_Stored entries_
☆ ☆ ☆ ☆ ☆
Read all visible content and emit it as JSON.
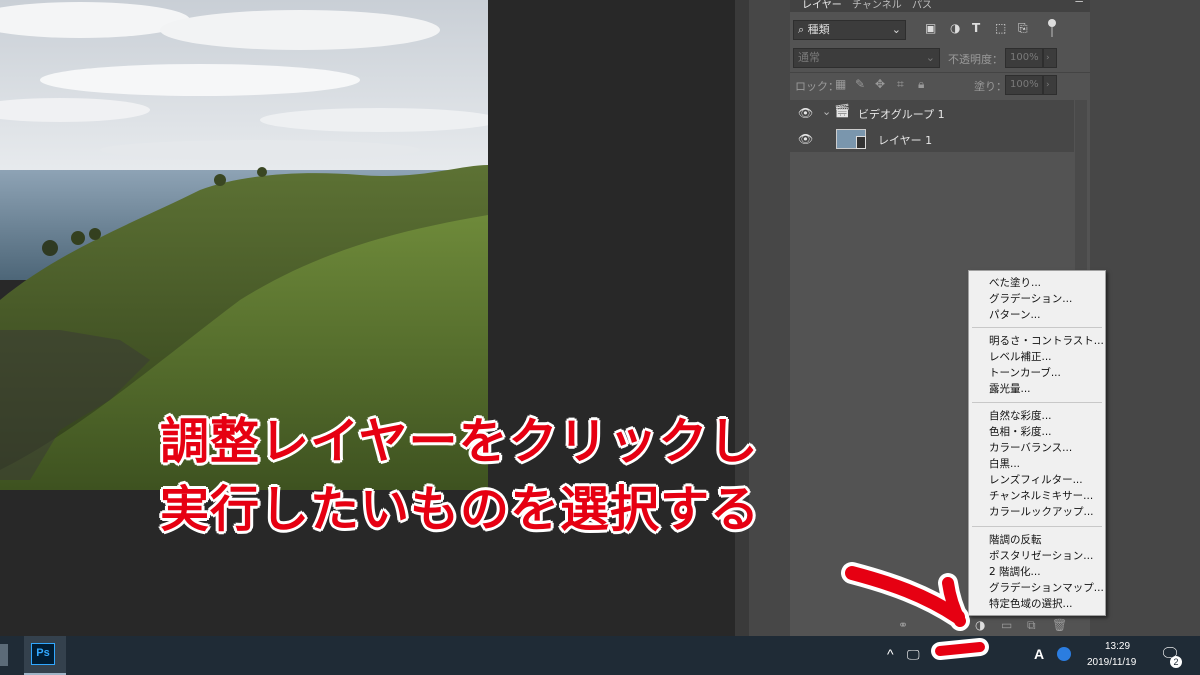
{
  "colors": {
    "accent_red": "#e60012",
    "menu_bg": "#f0f0f0",
    "panel_bg": "#535353",
    "taskbar_bg": "#1f2b36"
  },
  "layers_panel": {
    "tabs": [
      "レイヤー",
      "チャンネル",
      "パス"
    ],
    "filter": {
      "value": "種類"
    },
    "blend_mode": "通常",
    "opacity_label": "不透明度：",
    "opacity_value": "100%",
    "lock_label": "ロック：",
    "fill_label": "塗り：",
    "fill_value": "100%",
    "layers": [
      {
        "name": "ビデオグループ 1",
        "type": "video-group",
        "visible": true
      },
      {
        "name": "レイヤー 1",
        "type": "layer",
        "visible": true
      }
    ]
  },
  "adjustment_menu": {
    "groups": [
      [
        "べた塗り...",
        "グラデーション...",
        "パターン..."
      ],
      [
        "明るさ・コントラスト...",
        "レベル補正...",
        "トーンカーブ...",
        "露光量..."
      ],
      [
        "自然な彩度...",
        "色相・彩度...",
        "カラーバランス...",
        "白黒...",
        "レンズフィルター...",
        "チャンネルミキサー...",
        "カラールックアップ..."
      ],
      [
        "階調の反転",
        "ポスタリゼーション...",
        "2 階調化...",
        "グラデーションマップ...",
        "特定色域の選択..."
      ]
    ]
  },
  "caption": {
    "line1": "調整レイヤーをクリックし",
    "line2": "実行したいものを選択する"
  },
  "taskbar": {
    "time": "13:29",
    "date": "2019/11/19",
    "ime": "A",
    "notification_count": "2",
    "ps_label": "Ps"
  }
}
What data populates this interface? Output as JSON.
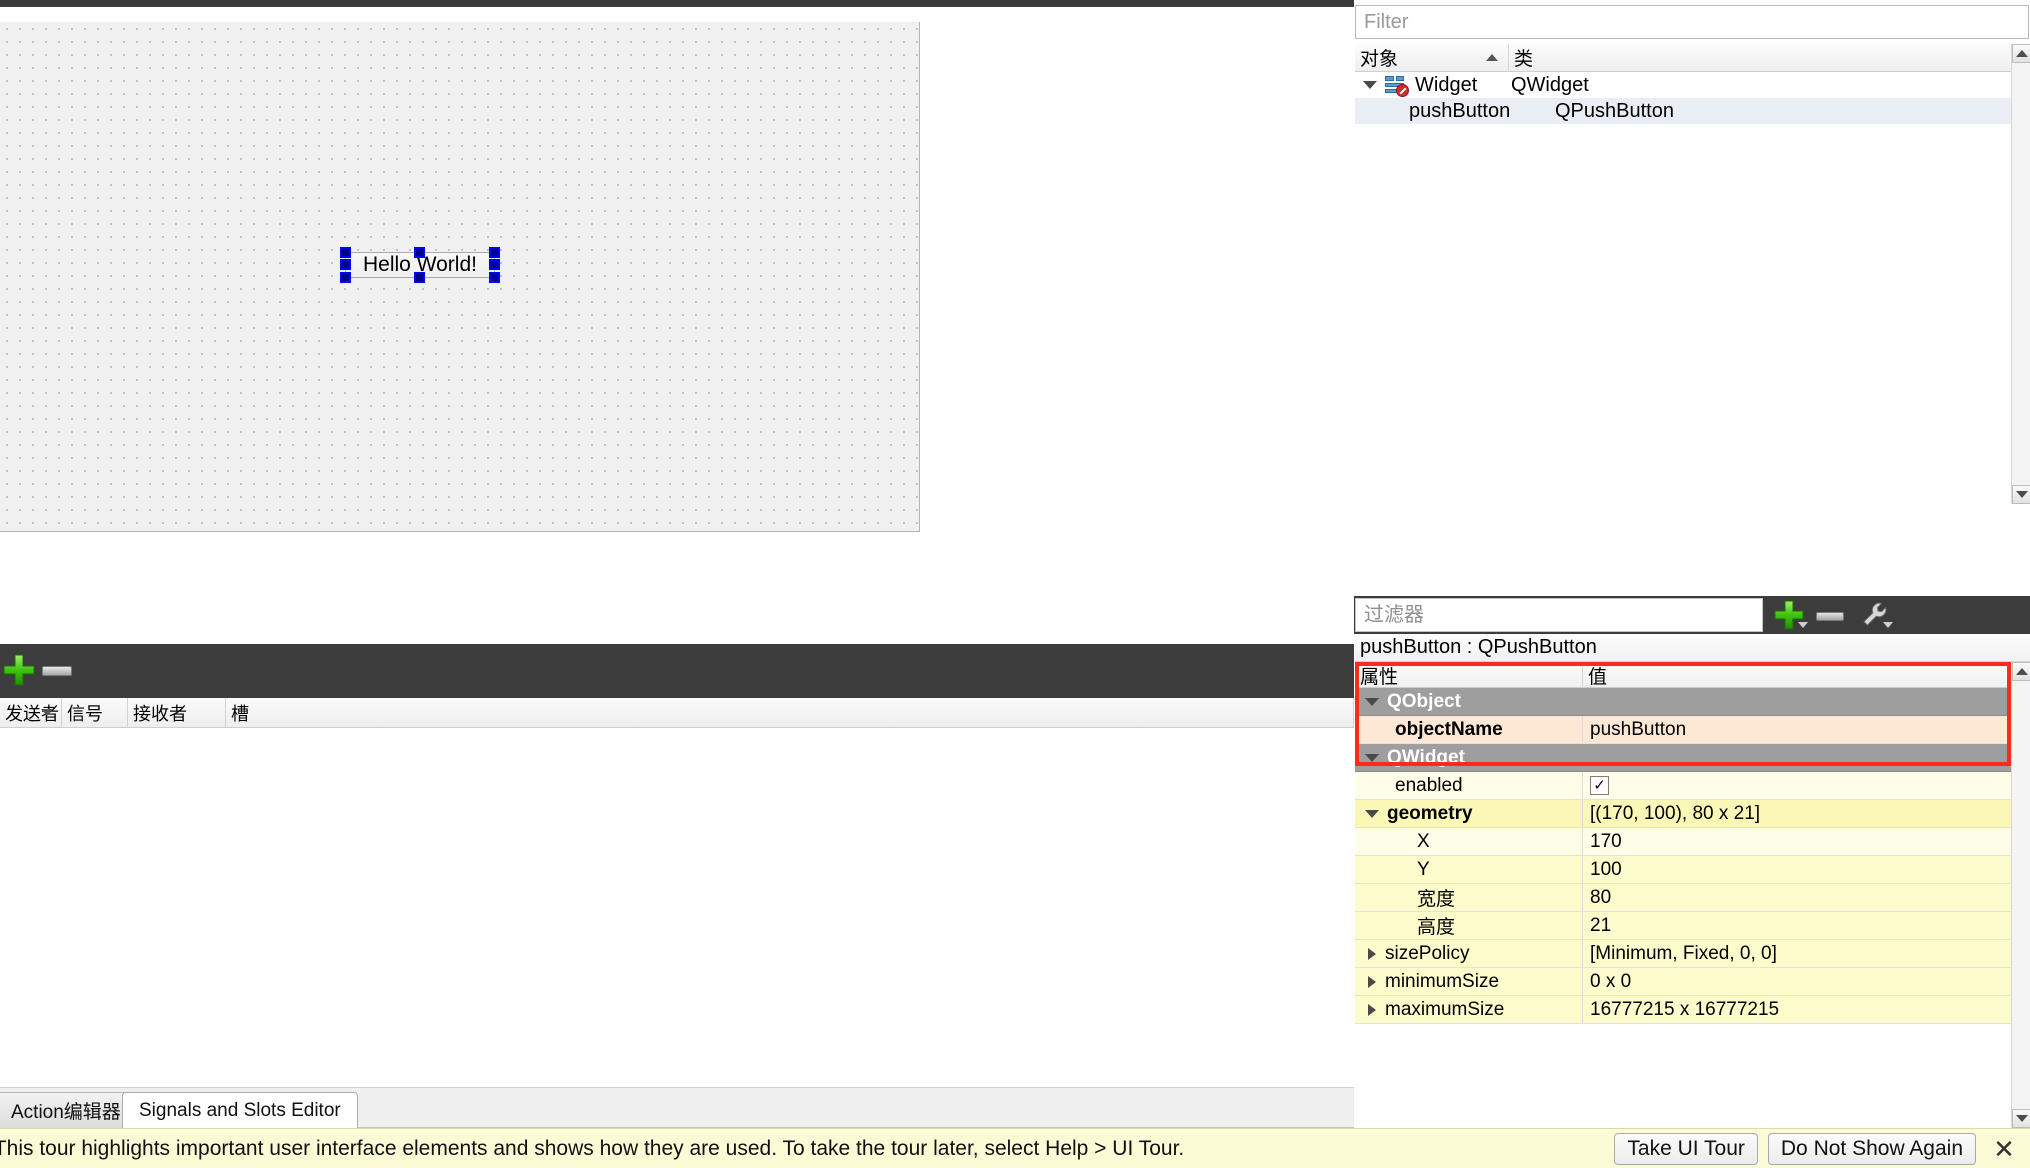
{
  "canvas": {
    "widget_label": "Hello World!"
  },
  "signals_slots": {
    "columns": [
      "发送者",
      "信号",
      "接收者",
      "槽"
    ],
    "add_icon": "plus-icon",
    "remove_icon": "minus-icon",
    "rows": []
  },
  "bottom_tabs": [
    {
      "label": "Action编辑器",
      "active": false
    },
    {
      "label": "Signals and Slots Editor",
      "active": true
    }
  ],
  "object_inspector": {
    "filter_placeholder": "Filter",
    "filter_value": "",
    "columns": [
      "对象",
      "类"
    ],
    "sort_indicator": "ascending",
    "rows": [
      {
        "name": "Widget",
        "class": "QWidget",
        "depth": 0,
        "expanded": true,
        "icon": "widget-no-layout-icon",
        "selected": false
      },
      {
        "name": "pushButton",
        "class": "QPushButton",
        "depth": 1,
        "expanded": false,
        "icon": "",
        "selected": true
      }
    ]
  },
  "property_editor": {
    "filter_placeholder": "过滤器",
    "filter_value": "",
    "add_icon": "plus-icon",
    "remove_icon": "minus-icon",
    "config_icon": "wrench-icon",
    "object_title": "pushButton : QPushButton",
    "columns": [
      "属性",
      "值"
    ],
    "highlight_color": "#ff2a1f",
    "rows": [
      {
        "key": "QObject",
        "value": "",
        "type": "group",
        "indent": 0,
        "expander": "down"
      },
      {
        "key": "objectName",
        "value": "pushButton",
        "type": "obj",
        "indent": 1,
        "expander": "none"
      },
      {
        "key": "QWidget",
        "value": "",
        "type": "group",
        "indent": 0,
        "expander": "down"
      },
      {
        "key": "enabled",
        "value": "",
        "type": "white",
        "indent": 1,
        "expander": "none",
        "control": "checkbox",
        "checked": true
      },
      {
        "key": "geometry",
        "value": "[(170, 100), 80 x 21]",
        "type": "pale2",
        "indent": 0,
        "expander": "down",
        "bold": true
      },
      {
        "key": "X",
        "value": "170",
        "type": "white",
        "indent": 2,
        "expander": "none"
      },
      {
        "key": "Y",
        "value": "100",
        "type": "pale",
        "indent": 2,
        "expander": "none"
      },
      {
        "key": "宽度",
        "value": "80",
        "type": "pale",
        "indent": 2,
        "expander": "none"
      },
      {
        "key": "高度",
        "value": "21",
        "type": "pale",
        "indent": 2,
        "expander": "none"
      },
      {
        "key": "sizePolicy",
        "value": "[Minimum, Fixed, 0, 0]",
        "type": "pale",
        "indent": 0,
        "expander": "right"
      },
      {
        "key": "minimumSize",
        "value": "0 x 0",
        "type": "pale",
        "indent": 0,
        "expander": "right"
      },
      {
        "key": "maximumSize",
        "value": "16777215 x 16777215",
        "type": "pale",
        "indent": 0,
        "expander": "right"
      }
    ]
  },
  "notification": {
    "message": "ur? This tour highlights important user interface elements and shows how they are used. To take the tour later, select Help > UI Tour.",
    "take_tour_label": "Take UI Tour",
    "dismiss_label": "Do Not Show Again",
    "close_icon": "close-icon"
  }
}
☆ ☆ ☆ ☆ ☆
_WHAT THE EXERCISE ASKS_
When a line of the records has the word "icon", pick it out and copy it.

_RESPONSE AREA_
    "add_icon": "plus-icon",
    "remove_icon": "minus-icon",
        "icon": "widget-no-layout-icon",
        "icon": "",
    "add_icon": "plus-icon",
    "remove_icon": "minus-icon",
    "config_icon": "wrench-icon",
    "close_icon": "close-icon"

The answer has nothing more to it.